ADC: Thematically, they're still the same nasties we know and love, but we've taken some visual liberties based on aspects of canon that haven't been explored much. It's the movieverse. We can have fun with things. We've gone a bit more John Carpenter / David Cronenburgh on things.
AW: How to do the dark judges in the style of the movie is a really thorny question. Obviously we couldn’t just go with the obvious of rerunning the stories from the progs with the uniforms changed, it needed to be something that took the concept brought it forwards, and did it in a way in keeping with the cinematic universe which is a little less friendly to spooky ghosts and gothic castles made of bone.
HF: The script cleverly discards the Dark Judges iconic uniforms, we're regressing the design which should help the horror.
This current storyline, The Dead World, is being billed as the final part of the stories we’ve enjoyed over the past few years featuring the movie-verse Dredd and MC-1. Are we definitely looking at an end to the stories, or is it merely goodbye for now?
AW: I wouldn’t say never but I certainly feel like I’m done with them for now - it’s been the bulk of my comics output for the last few years so it’s oddly liberating to be freed up to do other things… of course, it turns out the “other things” are a load more Judge Dredd in other forms.
ADC: That's up to Tharg! I will say that The Dead World has a pretty conclusive ending.
And if it is the final story from the Dredd movie-verse, was there a big temptation to make this a real final series, with death and destruction on all sides?
AW: Alex plotted this one, so oh yes there will be death and destruction.
ADC: *whistles nonchalantly*
How has the creative collaboration between two writers and artist gone?
ADC: It's been wonderfully easy. Everybody has each other's back, we're all doing some great work, and Henry didn't even swear at me for some of the complicated page layouts I suggested. I'm super excited to see it come together in January!
AW: When I first proposed collaborating with Alex I had a couple of rudimentary story ideas, a heist with the Clan Techie and Dark Judges story were the strongest. We thrashed the Dark Judge one out in person at Emerald City Comicon and then over email, though it was a tough one to pin down. As it happens Tharg was very receptive to that [heist story] pitch and the prospect of a Dark Judges follow up, so that bought us time to adjust the Dark Judge pitch. We ended up having some false starts with that too, and went back to the drawing board at least once, but when Alex sent me what became the final form of the story I knew it was absolutely right. For the actual writing itself we basically took turns - one of us would write a first draft of an episode then the other would rework it, then for the next episode we'd swap around. It actually seemed to work pretty well and we gave each other a lot to bounce off of.
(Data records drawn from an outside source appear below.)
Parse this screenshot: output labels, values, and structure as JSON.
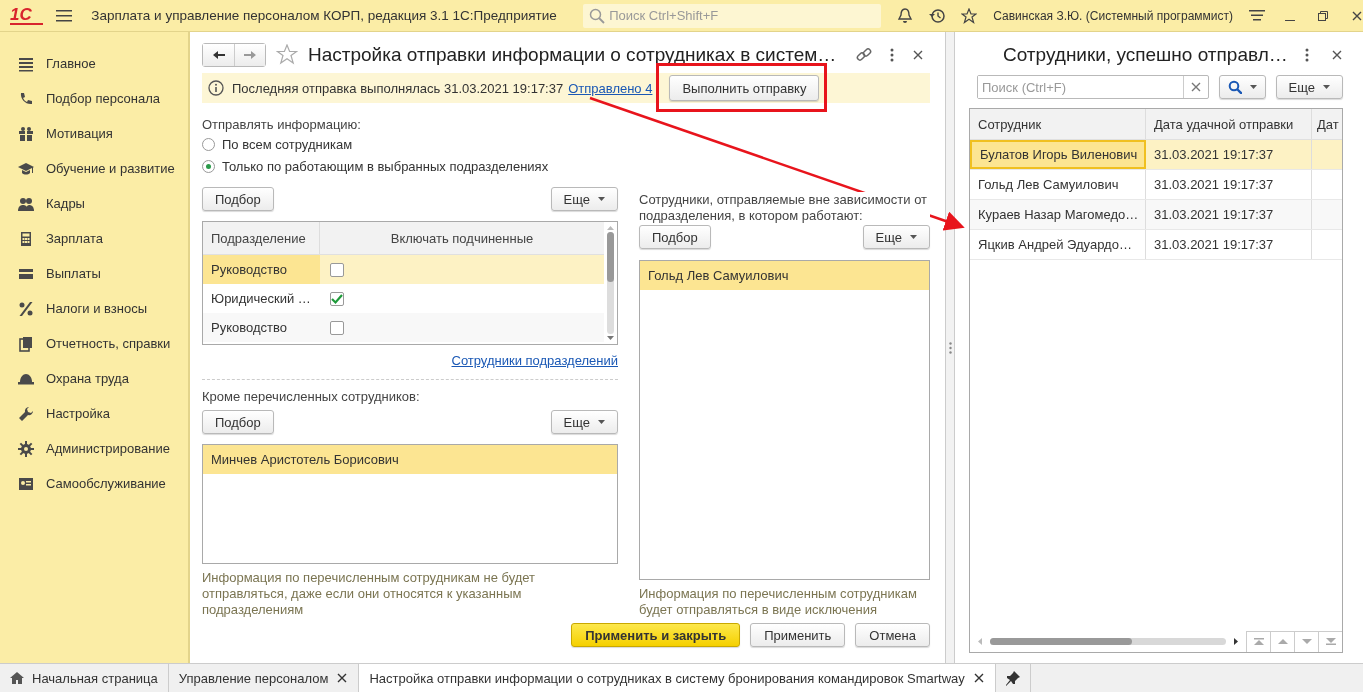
{
  "app": {
    "logo": "1С",
    "title": "Зарплата и управление персоналом КОРП, редакция 3.1 1С:Предприятие",
    "search_placeholder": "Поиск Ctrl+Shift+F",
    "user": "Савинская З.Ю. (Системный программист)"
  },
  "sidebar": {
    "items": [
      {
        "label": "Главное"
      },
      {
        "label": "Подбор персонала"
      },
      {
        "label": "Мотивация"
      },
      {
        "label": "Обучение и развитие"
      },
      {
        "label": "Кадры"
      },
      {
        "label": "Зарплата"
      },
      {
        "label": "Выплаты"
      },
      {
        "label": "Налоги и взносы"
      },
      {
        "label": "Отчетность, справки"
      },
      {
        "label": "Охрана труда"
      },
      {
        "label": "Настройка"
      },
      {
        "label": "Администрирование"
      },
      {
        "label": "Самообслуживание"
      }
    ]
  },
  "form": {
    "title": "Настройка отправки информации о сотрудниках в систем…",
    "info": {
      "text": "Последняя отправка выполнялась 31.03.2021 19:17:37",
      "link": "Отправлено 4"
    },
    "send_button": "Выполнить отправку",
    "send_label": "Отправлять информацию:",
    "radios": [
      {
        "label": "По всем сотрудникам",
        "selected": false
      },
      {
        "label": "Только по работающим в выбранных подразделениях",
        "selected": true
      }
    ],
    "departments": {
      "pick_button": "Подбор",
      "more_button": "Еще",
      "columns": [
        "Подразделение",
        "Включать подчиненные"
      ],
      "rows": [
        {
          "name": "Руководство",
          "include_subordinates": false,
          "selected": true
        },
        {
          "name": "Юридический …",
          "include_subordinates": true,
          "selected": false
        },
        {
          "name": "Руководство",
          "include_subordinates": false,
          "selected": false
        }
      ],
      "link": "Сотрудники подразделений"
    },
    "excluded": {
      "label": "Кроме перечисленных сотрудников:",
      "pick_button": "Подбор",
      "more_button": "Еще",
      "rows": [
        {
          "name": "Минчев Аристотель Борисович",
          "selected": true
        }
      ],
      "note": "Информация по перечисленным сотрудникам не будет отправляться, даже если они относятся к указанным подразделениям"
    },
    "always": {
      "label": "Сотрудники, отправляемые вне зависимости от подразделения, в котором работают:",
      "pick_button": "Подбор",
      "more_button": "Еще",
      "rows": [
        {
          "name": "Гольд Лев Самуилович",
          "selected": true
        }
      ],
      "note": "Информация по перечисленным сотрудникам будет отправляться в виде исключения"
    },
    "buttons": [
      {
        "label": "Применить и закрыть",
        "kind": "primary"
      },
      {
        "label": "Применить",
        "kind": "normal"
      },
      {
        "label": "Отмена",
        "kind": "normal"
      }
    ]
  },
  "right_panel": {
    "title": "Сотрудники, успешно отправл…",
    "search_placeholder": "Поиск (Ctrl+F)",
    "more_button": "Еще",
    "columns": [
      "Сотрудник",
      "Дата удачной отправки",
      "Дат"
    ],
    "rows": [
      {
        "employee": "Булатов Игорь Виленович",
        "date": "31.03.2021 19:17:37",
        "selected": true
      },
      {
        "employee": "Гольд Лев Самуилович",
        "date": "31.03.2021 19:17:37",
        "selected": false
      },
      {
        "employee": "Кураев Назар Магомедо…",
        "date": "31.03.2021 19:17:37",
        "selected": false
      },
      {
        "employee": "Яцкив Андрей Эдуардо…",
        "date": "31.03.2021 19:17:37",
        "selected": false
      }
    ]
  },
  "taskbar": {
    "tabs": [
      {
        "label": "Начальная страница",
        "kind": "home",
        "selected": false
      },
      {
        "label": "Управление персоналом",
        "kind": "closable",
        "selected": false
      },
      {
        "label": "Настройка отправки информации о сотрудниках в систему бронирования командировок Smartway",
        "kind": "closable",
        "selected": true
      }
    ]
  }
}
Henry, how’s the experience of working on this version of Dredd differed from working on the original? Has it been more difficult to differentiate between the two, or is it somewhat liberating? Have you had to approach the artistic duties differently to your usual style?
HF: Movie Dredd seems to me to be more vulnerable. With horror it helps if the lead character appears mortal, sometimes depicting him as defenseless helps. He's more of a hero that way. Love the buildings and the more contemporary aspects too.
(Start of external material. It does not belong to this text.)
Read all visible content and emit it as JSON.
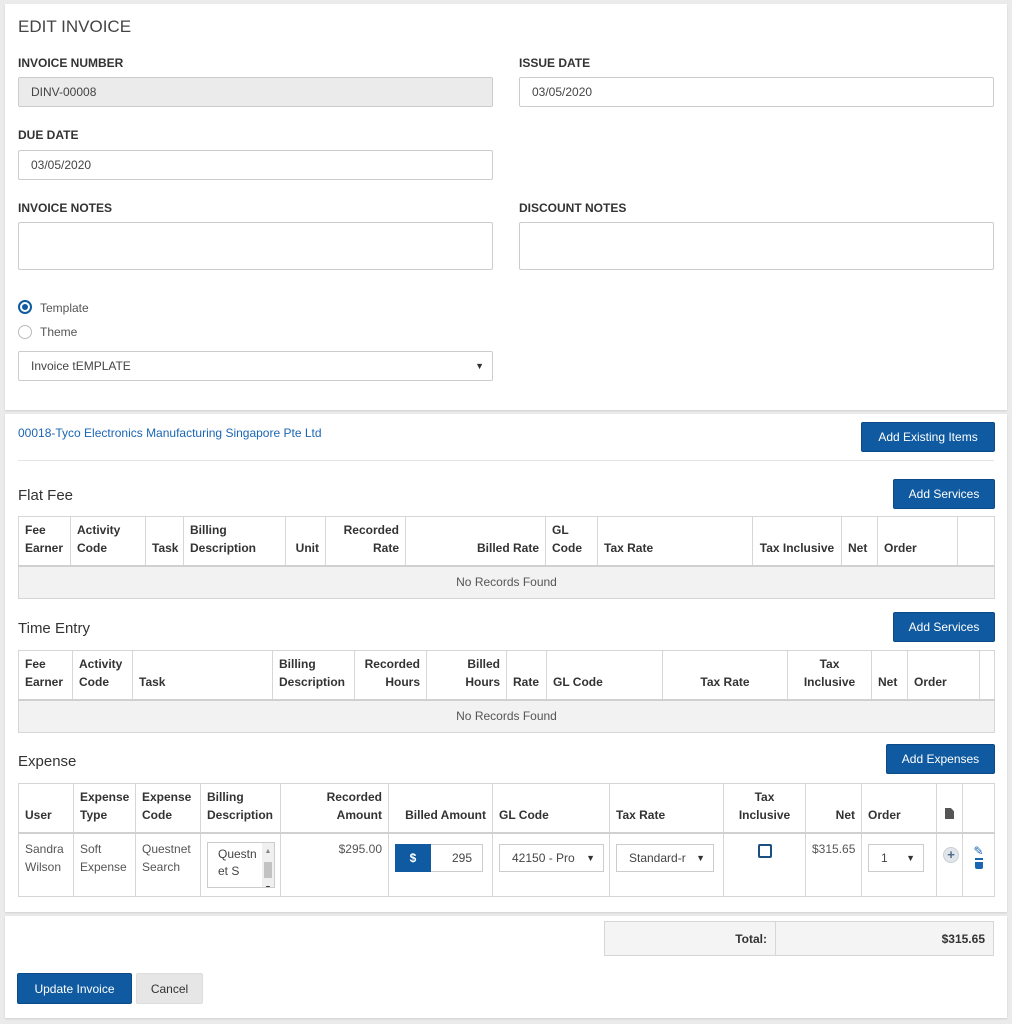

Finally, since we’re talking Dredd movie-verse here with The Dead World, I have to ask... what did you think of both movie versions of Dredd?
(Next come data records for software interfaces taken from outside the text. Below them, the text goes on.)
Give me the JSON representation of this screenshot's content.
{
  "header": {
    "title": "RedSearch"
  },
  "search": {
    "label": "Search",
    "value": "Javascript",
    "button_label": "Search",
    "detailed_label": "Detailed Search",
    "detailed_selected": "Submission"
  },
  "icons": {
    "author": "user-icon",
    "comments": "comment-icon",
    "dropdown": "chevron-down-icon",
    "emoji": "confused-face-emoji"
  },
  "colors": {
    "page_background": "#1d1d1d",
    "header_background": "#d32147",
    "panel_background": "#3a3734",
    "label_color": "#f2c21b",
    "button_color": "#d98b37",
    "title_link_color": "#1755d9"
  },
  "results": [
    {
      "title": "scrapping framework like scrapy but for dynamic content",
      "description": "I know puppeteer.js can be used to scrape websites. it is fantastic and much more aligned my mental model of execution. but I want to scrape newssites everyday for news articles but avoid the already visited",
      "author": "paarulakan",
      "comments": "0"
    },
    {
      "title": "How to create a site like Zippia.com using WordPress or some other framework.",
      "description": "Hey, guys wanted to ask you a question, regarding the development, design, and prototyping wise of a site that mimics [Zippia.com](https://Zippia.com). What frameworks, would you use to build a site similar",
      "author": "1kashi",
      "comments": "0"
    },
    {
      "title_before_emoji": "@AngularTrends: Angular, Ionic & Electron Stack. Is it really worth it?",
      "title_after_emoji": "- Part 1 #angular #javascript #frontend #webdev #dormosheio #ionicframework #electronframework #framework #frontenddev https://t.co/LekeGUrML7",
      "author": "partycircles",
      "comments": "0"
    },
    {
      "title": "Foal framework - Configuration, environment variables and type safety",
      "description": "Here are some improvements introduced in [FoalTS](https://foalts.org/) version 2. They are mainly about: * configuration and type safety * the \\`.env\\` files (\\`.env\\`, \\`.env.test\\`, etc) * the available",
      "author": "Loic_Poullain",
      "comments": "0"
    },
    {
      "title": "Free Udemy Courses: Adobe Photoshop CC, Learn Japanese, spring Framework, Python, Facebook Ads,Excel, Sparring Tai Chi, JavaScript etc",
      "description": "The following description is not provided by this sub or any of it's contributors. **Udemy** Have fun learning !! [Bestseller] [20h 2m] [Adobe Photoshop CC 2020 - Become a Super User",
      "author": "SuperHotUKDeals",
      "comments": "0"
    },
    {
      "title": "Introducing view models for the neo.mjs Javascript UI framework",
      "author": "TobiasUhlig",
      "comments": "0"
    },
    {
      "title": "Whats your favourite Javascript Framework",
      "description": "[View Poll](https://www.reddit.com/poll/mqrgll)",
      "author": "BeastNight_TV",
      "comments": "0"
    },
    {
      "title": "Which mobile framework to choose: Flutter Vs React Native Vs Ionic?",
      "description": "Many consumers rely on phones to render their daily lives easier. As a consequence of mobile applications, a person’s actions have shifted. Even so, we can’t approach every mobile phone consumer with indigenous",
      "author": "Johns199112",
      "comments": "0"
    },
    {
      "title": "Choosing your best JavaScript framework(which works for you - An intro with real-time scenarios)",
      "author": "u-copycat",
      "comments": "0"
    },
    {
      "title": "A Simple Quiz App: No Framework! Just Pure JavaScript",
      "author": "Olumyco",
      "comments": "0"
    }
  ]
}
HF: There is no comparison. One isn't even a Dredd movie!
ADC: I loved the Karl Urban DREDD movie. But alas, even with my deep, abiding love for trashy Stallone movies, his Dredd was... no.
AW: I’m still fond of the first one! It’s terrible, but the design is really nice, and I’ve a soft spot for goofy mid-90s SF actioners even if arguably Judge Dredd isn’t even the one with Stallone in that captures the spirit of the comic best (that would be Demolition Man). I even tried to sneak in an “I knew you’d say that” somewhere, which i think might have disappeared as part of the editorial process.